Nonetheless, the finding that marriage can have such significant implications for inequality makes a great deal of sense to me personally. Back when my wife and I were new parents living in a mostly middle class Connecticut city, we had many late night, anxious conversations about the mediocre schools in our town on the one hand and the area’s stratospheric cost of private education on the other. Southern Connecticut, it turns out, is like a souped-up microcosm of America in that regard; public institutions are under fiscal pressure just like everywhere else, relegating the kids of blue collar native-born Americans and first generation immigrants to middling schools, while the area’s bankers, executives and hedge fund managers drive up the cost of living, from houses to school tuition to haircuts. As kids clump together in socially and economically-segregated schools, they’re more likely to interact with and marry those just as privileged as they are, deepening the inequality gap over generations.
What’s the solution to this vicious cycle? First, public policy can make a huge difference by improving the quality of public schools, such that rich, talented parents actually want to send their kids there, and that those kids might mix socially with their less privileged peers. As I understand it, this was a key ingredient in the post-WWII economy, one characterized by stable growth and low inequality; good public education during that time not only produced talent and raised the economy’s productivity, but it also helped maintain a flat society.
But as in many cases, public policy can’t do the job on its own. Solving a social problem as weighty and challenging as this one requires individuals and families to change how they live and interact with others. As I wrote recently on the subject of race, it’s not good enough to have character and integrity in a vacuum. If you want the issue of racism in America to improve, we will have to seek out friends, coworkers, and family members of different races, and consciously include them in our personal lives.
So it is when it comes to class and social status. Given that these days we so commonly live in sequestered little communities where our neighbors have similar incomes and similar education levels, if we actually care about the societal implications of runaway social and economic segregation in America, we can’t just sit there and wait for a solution to descend from heaven. To get out of our comfort zones and to “forcibly agitate” our lives, in the language of that aforementioned blog post, might be the only way to break the cycle.
This takes a radical change in how we live, but on an even more basic level, a major shift in how we view other human beings. Abdul-Baha, for one, asks no less of us than this:
See ye no strangers; rather see all men as friends, for love and unity come hard when ye fix your gaze on otherness. And in this new and wondrous age, the Holy Writings say that we must be at one with every people… they are not strangers, but in the family; not aliens, but friends, and to be treated as such.
That’s not easy, of course. But what’s the alternative? The problem of growing inequality and the deepening stratification of society won’t fix itself. Politicians and bureaucrats can’t be absolved of responsibility. Then again, neither can we.
I recently started reading a book of transcribed interviews with Joseph Campbell, the famous philosopher and mythologist.

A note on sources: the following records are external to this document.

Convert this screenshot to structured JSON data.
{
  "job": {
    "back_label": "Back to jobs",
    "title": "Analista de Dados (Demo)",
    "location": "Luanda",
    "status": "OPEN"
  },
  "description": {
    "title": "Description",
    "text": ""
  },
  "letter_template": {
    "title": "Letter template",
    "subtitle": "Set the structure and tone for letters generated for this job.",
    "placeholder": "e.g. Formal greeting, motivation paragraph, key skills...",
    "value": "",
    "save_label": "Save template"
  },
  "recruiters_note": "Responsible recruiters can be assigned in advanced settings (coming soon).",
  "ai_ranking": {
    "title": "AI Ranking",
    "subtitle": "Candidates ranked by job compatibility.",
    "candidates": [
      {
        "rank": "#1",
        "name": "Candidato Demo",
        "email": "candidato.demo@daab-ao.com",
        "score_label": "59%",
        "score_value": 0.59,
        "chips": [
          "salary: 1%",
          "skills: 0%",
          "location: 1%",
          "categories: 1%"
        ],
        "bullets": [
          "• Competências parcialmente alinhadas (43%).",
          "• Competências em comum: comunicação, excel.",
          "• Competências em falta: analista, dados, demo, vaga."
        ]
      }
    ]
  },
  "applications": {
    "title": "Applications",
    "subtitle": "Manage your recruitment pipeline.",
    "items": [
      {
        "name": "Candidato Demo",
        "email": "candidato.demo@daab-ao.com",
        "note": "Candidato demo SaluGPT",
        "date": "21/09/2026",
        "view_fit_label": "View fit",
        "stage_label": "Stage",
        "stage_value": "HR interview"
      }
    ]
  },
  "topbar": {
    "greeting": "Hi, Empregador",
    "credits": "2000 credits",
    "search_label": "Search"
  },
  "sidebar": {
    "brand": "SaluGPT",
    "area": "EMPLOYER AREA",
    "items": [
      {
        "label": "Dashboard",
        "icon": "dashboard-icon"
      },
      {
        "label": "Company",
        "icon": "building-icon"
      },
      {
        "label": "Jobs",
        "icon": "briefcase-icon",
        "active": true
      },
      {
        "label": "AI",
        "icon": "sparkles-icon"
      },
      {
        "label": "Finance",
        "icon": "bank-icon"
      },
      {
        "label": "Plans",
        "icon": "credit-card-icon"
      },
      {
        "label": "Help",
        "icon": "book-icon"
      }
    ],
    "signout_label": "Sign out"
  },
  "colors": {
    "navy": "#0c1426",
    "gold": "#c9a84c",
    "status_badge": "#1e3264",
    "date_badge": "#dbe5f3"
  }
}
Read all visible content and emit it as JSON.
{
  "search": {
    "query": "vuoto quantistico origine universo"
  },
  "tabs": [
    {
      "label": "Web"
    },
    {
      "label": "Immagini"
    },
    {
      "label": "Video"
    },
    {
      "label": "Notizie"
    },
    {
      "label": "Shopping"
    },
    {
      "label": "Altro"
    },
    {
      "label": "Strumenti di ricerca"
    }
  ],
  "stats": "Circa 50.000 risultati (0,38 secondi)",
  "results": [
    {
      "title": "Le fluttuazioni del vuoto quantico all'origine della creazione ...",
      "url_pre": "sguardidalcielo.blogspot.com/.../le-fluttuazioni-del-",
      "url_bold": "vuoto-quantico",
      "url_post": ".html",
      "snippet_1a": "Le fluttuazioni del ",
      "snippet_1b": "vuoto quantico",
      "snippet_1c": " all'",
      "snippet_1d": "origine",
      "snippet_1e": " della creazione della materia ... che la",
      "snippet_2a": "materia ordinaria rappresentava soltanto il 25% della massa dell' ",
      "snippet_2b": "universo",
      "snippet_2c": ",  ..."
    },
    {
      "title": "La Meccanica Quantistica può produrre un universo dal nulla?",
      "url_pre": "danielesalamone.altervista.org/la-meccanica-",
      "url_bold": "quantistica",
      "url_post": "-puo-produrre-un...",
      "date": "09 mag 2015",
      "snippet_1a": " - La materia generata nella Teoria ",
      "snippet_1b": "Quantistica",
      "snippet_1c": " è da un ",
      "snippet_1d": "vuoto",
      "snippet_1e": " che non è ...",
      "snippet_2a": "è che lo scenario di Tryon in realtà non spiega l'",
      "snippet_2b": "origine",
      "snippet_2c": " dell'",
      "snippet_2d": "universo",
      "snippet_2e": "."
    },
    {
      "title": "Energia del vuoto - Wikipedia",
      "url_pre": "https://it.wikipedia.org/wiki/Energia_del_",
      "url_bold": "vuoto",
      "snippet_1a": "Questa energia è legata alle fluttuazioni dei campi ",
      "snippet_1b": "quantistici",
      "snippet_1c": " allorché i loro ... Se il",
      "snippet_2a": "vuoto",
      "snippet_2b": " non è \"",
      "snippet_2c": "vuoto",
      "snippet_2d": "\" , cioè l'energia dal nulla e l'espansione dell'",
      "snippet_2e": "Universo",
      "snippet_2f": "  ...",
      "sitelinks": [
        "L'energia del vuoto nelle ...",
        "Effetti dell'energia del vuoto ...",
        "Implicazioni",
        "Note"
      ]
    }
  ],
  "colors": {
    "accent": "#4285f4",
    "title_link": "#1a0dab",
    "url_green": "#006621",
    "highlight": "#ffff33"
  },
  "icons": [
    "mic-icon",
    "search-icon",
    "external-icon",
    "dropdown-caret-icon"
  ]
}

I found some of his ideas so fascinating — and in some cases so in tune with how Baha’is think about religious truth — that I felt the need to write a blog post just to share them here. I hope those reading this find Campbell’s words as interesting as I do. Continue reading →